- [Task requirements]: Print the records below exactly, and do not carry over any picture.

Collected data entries
::::::::

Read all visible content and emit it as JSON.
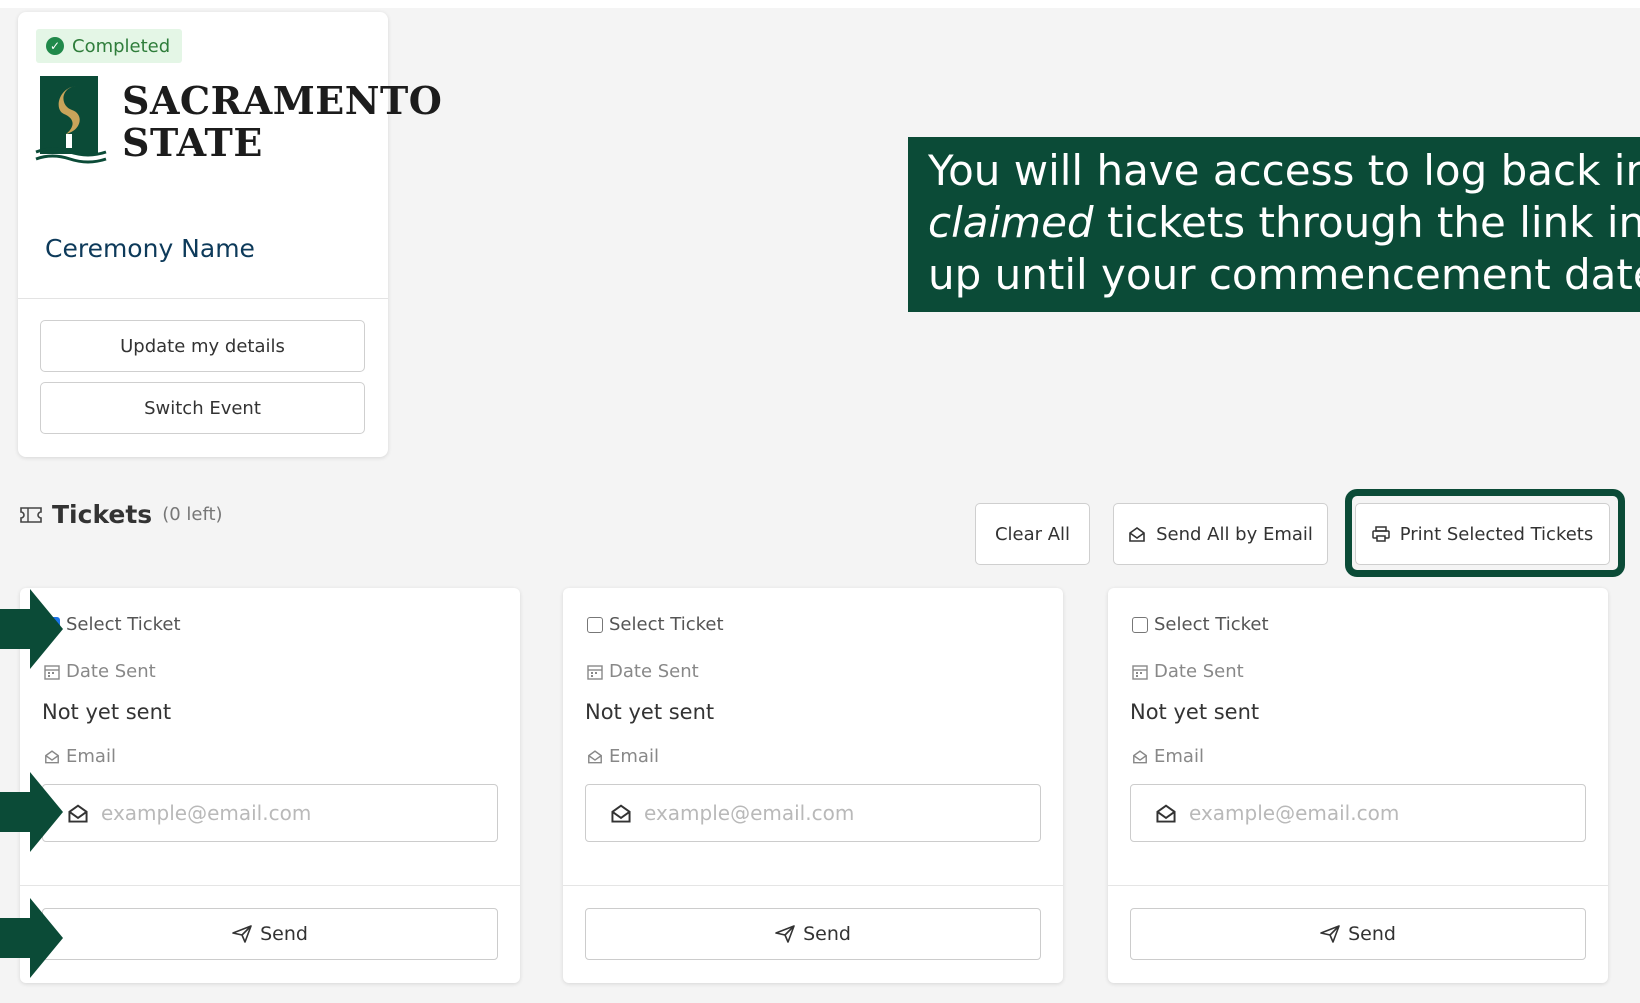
{
  "event": {
    "status_badge": "Completed",
    "logo_line1": "SACRAMENTO",
    "logo_line2": "STATE",
    "ceremony_name": "Ceremony Name",
    "update_label": "Update my details",
    "switch_label": "Switch Event"
  },
  "callout": {
    "line1": "You will have access to log back in and acc",
    "line2_italic": "claimed",
    "line2_rest": " tickets through the link in your Stu",
    "line3": "up until your commencement date."
  },
  "tickets": {
    "title": "Tickets",
    "remaining": "(0 left)",
    "clear_label": "Clear All",
    "send_all_label": "Send All by Email",
    "print_label": "Print Selected Tickets",
    "cards": [
      {
        "select_label": "Select Ticket",
        "selected": true,
        "date_label": "Date Sent",
        "date_value": "Not yet sent",
        "email_label": "Email",
        "email_placeholder": "example@email.com",
        "send_label": "Send"
      },
      {
        "select_label": "Select Ticket",
        "selected": false,
        "date_label": "Date Sent",
        "date_value": "Not yet sent",
        "email_label": "Email",
        "email_placeholder": "example@email.com",
        "send_label": "Send"
      },
      {
        "select_label": "Select Ticket",
        "selected": false,
        "date_label": "Date Sent",
        "date_value": "Not yet sent",
        "email_label": "Email",
        "email_placeholder": "example@email.com",
        "send_label": "Send"
      }
    ]
  },
  "colors": {
    "brand_green": "#0b4b37",
    "check_blue": "#1a73e8",
    "badge_green": "#20894a"
  },
  "icons": [
    "check-circle-icon",
    "ticket-icon",
    "mail-open-icon",
    "printer-icon",
    "calendar-icon",
    "send-icon",
    "arrow-right-icon"
  ]
}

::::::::

- [Task result]:
Read all visible content and emit it as JSON.
{
  "event": {
    "status_badge": "Completed",
    "logo_line1": "SACRAMENTO",
    "logo_line2": "STATE",
    "ceremony_name": "Ceremony Name",
    "update_label": "Update my details",
    "switch_label": "Switch Event"
  },
  "callout": {
    "line1": "You will have access to log back in and acc",
    "line2_italic": "claimed",
    "line2_rest": " tickets through the link in your Stu",
    "line3": "up until your commencement date."
  },
  "tickets": {
    "title": "Tickets",
    "remaining": "(0 left)",
    "clear_label": "Clear All",
    "send_all_label": "Send All by Email",
    "print_label": "Print Selected Tickets",
    "cards": [
      {
        "select_label": "Select Ticket",
        "selected": true,
        "date_label": "Date Sent",
        "date_value": "Not yet sent",
        "email_label": "Email",
        "email_placeholder": "example@email.com",
        "send_label": "Send"
      },
      {
        "select_label": "Select Ticket",
        "selected": false,
        "date_label": "Date Sent",
        "date_value": "Not yet sent",
        "email_label": "Email",
        "email_placeholder": "example@email.com",
        "send_label": "Send"
      },
      {
        "select_label": "Select Ticket",
        "selected": false,
        "date_label": "Date Sent",
        "date_value": "Not yet sent",
        "email_label": "Email",
        "email_placeholder": "example@email.com",
        "send_label": "Send"
      }
    ]
  },
  "colors": {
    "brand_green": "#0b4b37",
    "check_blue": "#1a73e8",
    "badge_green": "#20894a"
  },
  "icons": [
    "check-circle-icon",
    "ticket-icon",
    "mail-open-icon",
    "printer-icon",
    "calendar-icon",
    "send-icon",
    "arrow-right-icon"
  ]
}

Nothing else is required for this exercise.